Items listed in a dataset:
▶
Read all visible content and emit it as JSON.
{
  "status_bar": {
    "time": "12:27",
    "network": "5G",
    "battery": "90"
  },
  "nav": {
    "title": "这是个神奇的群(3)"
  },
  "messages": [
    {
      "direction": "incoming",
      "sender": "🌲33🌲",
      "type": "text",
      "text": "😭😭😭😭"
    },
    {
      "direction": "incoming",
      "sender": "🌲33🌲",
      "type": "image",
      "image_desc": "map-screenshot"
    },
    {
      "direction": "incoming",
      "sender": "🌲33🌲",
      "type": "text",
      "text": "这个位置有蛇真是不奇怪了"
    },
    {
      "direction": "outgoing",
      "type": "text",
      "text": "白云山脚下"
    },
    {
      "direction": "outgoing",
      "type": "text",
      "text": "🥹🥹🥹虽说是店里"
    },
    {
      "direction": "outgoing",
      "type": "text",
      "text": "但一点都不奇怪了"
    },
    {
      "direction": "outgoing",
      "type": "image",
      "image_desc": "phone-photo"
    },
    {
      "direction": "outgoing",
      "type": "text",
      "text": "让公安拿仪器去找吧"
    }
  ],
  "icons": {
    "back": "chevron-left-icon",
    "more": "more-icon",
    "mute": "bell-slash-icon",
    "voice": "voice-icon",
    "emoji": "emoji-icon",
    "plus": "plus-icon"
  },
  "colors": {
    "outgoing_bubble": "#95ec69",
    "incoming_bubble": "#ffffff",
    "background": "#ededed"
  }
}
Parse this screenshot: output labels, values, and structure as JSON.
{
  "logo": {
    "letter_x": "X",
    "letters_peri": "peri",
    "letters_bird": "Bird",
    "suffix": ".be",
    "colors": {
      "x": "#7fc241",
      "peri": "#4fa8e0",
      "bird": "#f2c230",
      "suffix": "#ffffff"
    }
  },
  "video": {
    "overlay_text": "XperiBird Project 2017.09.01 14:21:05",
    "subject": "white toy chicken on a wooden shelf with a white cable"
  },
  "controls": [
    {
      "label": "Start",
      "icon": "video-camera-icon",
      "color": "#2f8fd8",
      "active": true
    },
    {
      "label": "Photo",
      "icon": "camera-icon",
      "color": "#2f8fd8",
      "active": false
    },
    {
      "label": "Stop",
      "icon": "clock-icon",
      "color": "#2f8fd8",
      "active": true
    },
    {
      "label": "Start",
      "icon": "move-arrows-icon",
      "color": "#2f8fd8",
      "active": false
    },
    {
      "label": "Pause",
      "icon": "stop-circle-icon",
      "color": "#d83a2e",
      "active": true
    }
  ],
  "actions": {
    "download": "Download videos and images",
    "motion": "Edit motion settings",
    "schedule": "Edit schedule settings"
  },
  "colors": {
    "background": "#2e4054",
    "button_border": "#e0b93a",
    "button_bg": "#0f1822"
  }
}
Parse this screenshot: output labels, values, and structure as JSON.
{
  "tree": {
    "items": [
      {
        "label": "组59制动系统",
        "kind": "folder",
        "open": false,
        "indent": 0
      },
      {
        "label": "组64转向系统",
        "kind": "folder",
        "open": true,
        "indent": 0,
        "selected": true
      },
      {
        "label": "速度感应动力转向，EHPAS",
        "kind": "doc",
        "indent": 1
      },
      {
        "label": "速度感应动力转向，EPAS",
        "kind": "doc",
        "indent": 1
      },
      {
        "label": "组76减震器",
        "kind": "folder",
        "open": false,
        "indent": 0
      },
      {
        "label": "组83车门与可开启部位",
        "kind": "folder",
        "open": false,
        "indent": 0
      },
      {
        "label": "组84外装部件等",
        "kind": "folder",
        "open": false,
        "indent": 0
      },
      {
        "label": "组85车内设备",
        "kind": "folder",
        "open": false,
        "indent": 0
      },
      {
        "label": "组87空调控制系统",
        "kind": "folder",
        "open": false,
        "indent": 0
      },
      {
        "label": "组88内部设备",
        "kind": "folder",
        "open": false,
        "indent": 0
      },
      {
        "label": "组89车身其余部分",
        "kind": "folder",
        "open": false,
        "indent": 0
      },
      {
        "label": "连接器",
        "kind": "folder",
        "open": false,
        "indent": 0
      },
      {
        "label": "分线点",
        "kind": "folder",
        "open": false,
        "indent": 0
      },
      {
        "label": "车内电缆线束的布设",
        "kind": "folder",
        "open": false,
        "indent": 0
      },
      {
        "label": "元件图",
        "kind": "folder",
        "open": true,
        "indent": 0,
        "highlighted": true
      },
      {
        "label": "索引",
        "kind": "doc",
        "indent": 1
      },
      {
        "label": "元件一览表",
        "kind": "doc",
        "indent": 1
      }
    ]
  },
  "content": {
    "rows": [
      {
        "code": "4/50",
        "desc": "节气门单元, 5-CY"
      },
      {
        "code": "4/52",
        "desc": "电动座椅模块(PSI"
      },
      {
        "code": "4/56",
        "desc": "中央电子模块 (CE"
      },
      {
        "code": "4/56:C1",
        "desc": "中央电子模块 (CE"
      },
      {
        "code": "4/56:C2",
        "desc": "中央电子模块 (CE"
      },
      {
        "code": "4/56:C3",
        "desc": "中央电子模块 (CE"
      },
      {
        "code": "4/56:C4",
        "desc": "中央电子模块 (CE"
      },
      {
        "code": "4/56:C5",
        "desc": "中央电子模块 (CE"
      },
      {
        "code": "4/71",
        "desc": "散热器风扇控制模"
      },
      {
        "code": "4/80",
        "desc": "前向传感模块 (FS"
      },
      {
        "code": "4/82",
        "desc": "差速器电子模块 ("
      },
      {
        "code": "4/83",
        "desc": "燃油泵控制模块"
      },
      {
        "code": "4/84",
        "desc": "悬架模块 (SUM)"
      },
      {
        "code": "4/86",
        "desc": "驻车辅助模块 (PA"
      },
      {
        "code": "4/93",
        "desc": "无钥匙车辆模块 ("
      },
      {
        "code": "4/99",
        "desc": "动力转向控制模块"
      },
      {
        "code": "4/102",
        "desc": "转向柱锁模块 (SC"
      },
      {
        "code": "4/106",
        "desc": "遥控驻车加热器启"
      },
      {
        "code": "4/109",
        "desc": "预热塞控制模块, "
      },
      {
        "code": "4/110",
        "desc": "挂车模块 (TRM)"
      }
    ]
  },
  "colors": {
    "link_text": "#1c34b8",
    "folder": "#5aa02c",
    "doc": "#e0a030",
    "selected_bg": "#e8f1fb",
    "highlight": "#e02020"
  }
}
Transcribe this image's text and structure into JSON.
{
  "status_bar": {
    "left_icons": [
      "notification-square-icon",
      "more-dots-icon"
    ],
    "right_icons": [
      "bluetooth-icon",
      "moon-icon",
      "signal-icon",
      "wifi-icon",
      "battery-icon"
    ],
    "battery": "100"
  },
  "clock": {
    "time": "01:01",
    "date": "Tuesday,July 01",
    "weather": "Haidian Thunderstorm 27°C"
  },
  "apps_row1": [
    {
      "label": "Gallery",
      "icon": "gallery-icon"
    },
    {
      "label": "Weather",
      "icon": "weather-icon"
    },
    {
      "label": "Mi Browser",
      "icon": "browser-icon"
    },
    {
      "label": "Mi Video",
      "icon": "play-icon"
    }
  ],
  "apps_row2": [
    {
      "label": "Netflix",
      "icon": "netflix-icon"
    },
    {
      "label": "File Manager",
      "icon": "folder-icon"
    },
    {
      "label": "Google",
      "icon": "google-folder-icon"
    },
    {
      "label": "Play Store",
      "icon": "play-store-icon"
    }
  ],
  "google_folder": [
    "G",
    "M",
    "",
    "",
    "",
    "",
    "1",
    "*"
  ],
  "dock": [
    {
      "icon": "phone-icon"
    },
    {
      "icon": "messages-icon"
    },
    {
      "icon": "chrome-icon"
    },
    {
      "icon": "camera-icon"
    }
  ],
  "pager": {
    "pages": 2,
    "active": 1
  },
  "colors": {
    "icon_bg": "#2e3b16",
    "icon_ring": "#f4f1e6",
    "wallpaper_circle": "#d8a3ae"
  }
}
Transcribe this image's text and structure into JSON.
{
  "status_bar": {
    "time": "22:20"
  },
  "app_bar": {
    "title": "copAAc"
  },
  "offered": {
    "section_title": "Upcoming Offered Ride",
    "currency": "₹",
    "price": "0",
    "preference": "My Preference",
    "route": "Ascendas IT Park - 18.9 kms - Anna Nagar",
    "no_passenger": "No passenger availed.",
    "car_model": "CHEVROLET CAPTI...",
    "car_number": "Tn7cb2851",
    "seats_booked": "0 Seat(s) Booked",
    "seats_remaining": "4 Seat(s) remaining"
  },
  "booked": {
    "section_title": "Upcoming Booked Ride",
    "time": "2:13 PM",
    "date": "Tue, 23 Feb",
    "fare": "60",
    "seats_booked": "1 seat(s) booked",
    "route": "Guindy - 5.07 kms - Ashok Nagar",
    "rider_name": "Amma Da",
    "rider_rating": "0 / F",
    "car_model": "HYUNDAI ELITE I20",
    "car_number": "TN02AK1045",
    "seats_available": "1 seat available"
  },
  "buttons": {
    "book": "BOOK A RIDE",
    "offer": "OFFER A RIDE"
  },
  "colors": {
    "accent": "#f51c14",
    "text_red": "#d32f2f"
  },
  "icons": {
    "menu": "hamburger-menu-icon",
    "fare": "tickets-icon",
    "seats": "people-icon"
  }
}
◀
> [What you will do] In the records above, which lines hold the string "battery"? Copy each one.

> [Exercise output]
    "battery": "90"
      "battery-icon"
    "battery": "100"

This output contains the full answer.